Good news, Raleigh. Your worst building, the Kip-Dell Homes office at Glenwood and Oberlin is finally coming down, soon! This week the Raleigh Appearance Commission will consider another addition to Raleigh’s booming apartment market.
The 2600 project will contain roughly 150 apartments in a six-story complex that will replace both the Kip-Dell office and the neighboring U-shaped, brick apartment building. That site and height will be ample for some excellent views overlooking the Carolina Country Club golf course from the north-facing upper floor units. The complex is being developed by Gordon Grubb, and the architect is J Davis (as if you can’t tell from that rendering).
The decision to develop the property with apartments was apparently an easy one for Grubb, as I recently learned that the 290-apartment complex replacing Balentine’s received over 6,400 applications. While apartment projects around St. Mary’s, Hillsborough Street, and Oberlin are rocketing upward, we can probably expect more and bigger project announcements in the coming year (especially around Crabtree).
It will be interesting to see if the plans for the 2600 project will cause as much angst in the community as we’ve seen historically with that property. Around 1983 Guest Quarters announced plans to develop the site with a suite hotel of an approximately similar size to the planned 2600. Neighbors and Carolina Country Club members posted yard signs and used all available political clout to eventually cause Guest Quarters to cancel the project.
This is 2013, however, and the political climate in Raleigh and in the club are different. A different generation is in charge at the club, and the top ranking members have strong real estate backgrounds. Grabbing the popcorn…
Today the NC DOT announced that they will be raising the speed limit from 65mph to 70mph on essentially the entire 540/toll road complex south of Glenwood Avenue. More specifically, the roads that will be raised to 70 are:
- I-540 and NC 540 – the entire existing arc.
- NC147 between I-40 and NC-540 – the toll expressway extension of Durham Freeway, south of I-40.
The signage changes will be complete by the end of this month.
- Aloft Set to Elevate Hillsborough Street October 23, 2013
- NFL Calling? October 22, 2013
- Wine Authorities Opening Raleigh Location October 21, 2013
- Grubb Bringing More Apartments to Lake Boone Area October 21, 2013
- State Fair Introduces Free Pass for Lunch October 16, 2013
- Walnut Creek Amphitheatre Loses Its Name, Again October 15, 2013
- Apartment Complex Coming to Glenwood/Oberlin October 15, 2013
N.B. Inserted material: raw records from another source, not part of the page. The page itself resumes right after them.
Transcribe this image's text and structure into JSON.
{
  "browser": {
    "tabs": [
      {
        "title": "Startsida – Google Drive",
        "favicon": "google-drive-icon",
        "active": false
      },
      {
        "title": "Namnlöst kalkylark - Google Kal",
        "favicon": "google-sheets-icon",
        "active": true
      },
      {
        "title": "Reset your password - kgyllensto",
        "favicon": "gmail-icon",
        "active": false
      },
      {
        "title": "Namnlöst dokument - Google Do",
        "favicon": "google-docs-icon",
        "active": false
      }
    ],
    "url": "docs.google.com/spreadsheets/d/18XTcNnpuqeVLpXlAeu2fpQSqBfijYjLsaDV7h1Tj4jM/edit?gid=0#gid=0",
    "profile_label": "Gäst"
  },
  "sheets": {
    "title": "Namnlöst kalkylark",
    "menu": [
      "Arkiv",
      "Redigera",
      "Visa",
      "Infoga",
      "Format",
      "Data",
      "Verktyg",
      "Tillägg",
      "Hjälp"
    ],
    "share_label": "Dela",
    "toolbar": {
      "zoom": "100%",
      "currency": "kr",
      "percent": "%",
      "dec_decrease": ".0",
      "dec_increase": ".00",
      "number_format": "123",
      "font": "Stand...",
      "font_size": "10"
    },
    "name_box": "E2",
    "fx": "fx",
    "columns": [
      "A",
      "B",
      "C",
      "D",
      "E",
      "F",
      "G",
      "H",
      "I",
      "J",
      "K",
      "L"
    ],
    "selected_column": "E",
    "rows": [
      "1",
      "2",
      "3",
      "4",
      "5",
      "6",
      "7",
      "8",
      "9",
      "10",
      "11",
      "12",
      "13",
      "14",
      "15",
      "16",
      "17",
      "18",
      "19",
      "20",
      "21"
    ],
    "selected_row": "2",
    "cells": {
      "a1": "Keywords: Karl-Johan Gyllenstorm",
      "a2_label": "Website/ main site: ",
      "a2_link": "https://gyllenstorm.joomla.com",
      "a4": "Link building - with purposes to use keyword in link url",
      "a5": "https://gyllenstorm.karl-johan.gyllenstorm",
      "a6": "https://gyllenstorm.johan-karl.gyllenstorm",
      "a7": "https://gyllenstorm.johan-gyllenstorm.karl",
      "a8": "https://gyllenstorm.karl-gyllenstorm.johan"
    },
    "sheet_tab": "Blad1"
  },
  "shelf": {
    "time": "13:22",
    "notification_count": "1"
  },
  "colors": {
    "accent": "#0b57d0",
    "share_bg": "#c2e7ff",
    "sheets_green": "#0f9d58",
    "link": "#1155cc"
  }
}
- NCDOT Implementing 70 mph Speed Limit in Triangle September 23, 2013
- Big Changes to Solid Waste Services Begin Today September 3, 2013
- Hunt Library is American Architects Project of the Week August 22, 2013
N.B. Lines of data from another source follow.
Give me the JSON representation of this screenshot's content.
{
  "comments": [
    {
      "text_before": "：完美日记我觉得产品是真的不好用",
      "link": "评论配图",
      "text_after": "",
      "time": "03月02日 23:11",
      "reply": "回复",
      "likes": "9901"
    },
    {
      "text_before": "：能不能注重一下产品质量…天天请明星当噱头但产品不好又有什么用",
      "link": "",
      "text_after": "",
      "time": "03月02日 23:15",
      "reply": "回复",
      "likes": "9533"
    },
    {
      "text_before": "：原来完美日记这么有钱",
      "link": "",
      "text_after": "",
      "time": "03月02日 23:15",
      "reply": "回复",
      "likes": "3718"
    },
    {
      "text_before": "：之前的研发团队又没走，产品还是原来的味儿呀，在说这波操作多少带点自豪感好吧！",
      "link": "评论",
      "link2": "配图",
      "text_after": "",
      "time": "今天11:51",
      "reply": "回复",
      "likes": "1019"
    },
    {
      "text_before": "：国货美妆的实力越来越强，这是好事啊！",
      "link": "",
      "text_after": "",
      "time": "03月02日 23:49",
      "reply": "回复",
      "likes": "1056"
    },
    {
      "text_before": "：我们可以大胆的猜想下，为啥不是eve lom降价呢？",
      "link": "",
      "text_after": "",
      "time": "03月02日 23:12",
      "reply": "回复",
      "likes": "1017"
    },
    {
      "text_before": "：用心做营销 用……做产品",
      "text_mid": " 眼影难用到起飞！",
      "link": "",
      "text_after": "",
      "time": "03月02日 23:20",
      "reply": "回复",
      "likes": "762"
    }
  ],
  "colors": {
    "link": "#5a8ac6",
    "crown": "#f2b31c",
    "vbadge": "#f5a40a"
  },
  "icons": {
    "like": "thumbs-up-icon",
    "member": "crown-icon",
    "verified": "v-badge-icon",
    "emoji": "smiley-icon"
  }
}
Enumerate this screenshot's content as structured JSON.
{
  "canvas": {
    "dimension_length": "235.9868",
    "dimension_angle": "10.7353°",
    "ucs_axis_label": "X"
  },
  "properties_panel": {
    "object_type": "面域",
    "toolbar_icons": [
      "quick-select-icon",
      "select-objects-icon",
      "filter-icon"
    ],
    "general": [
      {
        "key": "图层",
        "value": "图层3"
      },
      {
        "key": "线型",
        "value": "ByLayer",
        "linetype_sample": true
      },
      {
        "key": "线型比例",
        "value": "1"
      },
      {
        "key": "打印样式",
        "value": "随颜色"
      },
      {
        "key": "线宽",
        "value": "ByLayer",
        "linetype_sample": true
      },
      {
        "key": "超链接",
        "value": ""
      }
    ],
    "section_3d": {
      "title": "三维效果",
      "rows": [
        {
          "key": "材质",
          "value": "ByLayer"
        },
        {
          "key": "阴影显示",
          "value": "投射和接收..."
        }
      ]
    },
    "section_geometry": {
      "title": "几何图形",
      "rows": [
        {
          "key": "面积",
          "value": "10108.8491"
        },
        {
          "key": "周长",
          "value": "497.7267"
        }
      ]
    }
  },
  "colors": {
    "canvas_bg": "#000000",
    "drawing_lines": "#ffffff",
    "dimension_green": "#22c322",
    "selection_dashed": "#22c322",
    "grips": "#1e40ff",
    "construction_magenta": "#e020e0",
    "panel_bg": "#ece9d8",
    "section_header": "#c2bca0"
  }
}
- Why Restaurants and Grocers Should Trash the Bagged Lettuce August 6, 2013
- DVR Alert: Tift Merritt July 22, 2013
- Download/Subscribe to the Hurricanes ’14 Calendar July 20, 2013
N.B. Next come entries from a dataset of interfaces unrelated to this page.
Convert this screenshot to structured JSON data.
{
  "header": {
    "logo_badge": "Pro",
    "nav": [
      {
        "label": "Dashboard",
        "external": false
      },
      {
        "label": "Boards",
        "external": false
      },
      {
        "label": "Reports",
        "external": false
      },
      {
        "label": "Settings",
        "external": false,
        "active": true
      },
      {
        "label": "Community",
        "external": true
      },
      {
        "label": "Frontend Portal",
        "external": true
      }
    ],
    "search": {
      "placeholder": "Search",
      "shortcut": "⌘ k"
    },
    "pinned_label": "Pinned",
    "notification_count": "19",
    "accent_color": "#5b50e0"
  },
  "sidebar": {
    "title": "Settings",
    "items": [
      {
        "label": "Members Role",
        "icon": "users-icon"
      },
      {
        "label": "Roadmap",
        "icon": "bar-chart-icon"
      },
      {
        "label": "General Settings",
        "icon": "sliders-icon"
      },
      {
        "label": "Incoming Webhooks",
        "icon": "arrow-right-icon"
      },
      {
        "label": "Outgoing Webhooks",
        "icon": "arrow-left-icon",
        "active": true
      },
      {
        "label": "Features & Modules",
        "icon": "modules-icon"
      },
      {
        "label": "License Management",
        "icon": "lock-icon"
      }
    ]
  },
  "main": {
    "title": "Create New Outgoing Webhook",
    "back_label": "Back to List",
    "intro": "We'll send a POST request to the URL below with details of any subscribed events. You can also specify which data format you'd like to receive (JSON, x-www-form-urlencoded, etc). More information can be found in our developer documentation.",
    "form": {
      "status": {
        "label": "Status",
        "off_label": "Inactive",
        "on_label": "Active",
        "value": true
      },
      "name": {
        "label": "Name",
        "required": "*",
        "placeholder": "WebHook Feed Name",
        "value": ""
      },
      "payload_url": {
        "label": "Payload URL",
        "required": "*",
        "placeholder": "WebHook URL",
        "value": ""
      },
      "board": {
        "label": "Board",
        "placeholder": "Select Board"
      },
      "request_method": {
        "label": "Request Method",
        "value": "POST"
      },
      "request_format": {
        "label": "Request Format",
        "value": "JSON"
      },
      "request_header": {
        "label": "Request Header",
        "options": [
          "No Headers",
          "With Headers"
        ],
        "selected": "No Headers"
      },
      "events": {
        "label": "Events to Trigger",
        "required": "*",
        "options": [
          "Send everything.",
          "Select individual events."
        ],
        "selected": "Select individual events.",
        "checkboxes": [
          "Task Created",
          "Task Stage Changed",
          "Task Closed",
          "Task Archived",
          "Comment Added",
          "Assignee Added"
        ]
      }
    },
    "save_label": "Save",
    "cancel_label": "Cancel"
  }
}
- Quidam July 11, 2013
- Red Hat’s Latest is a Bad Sign July 10, 2013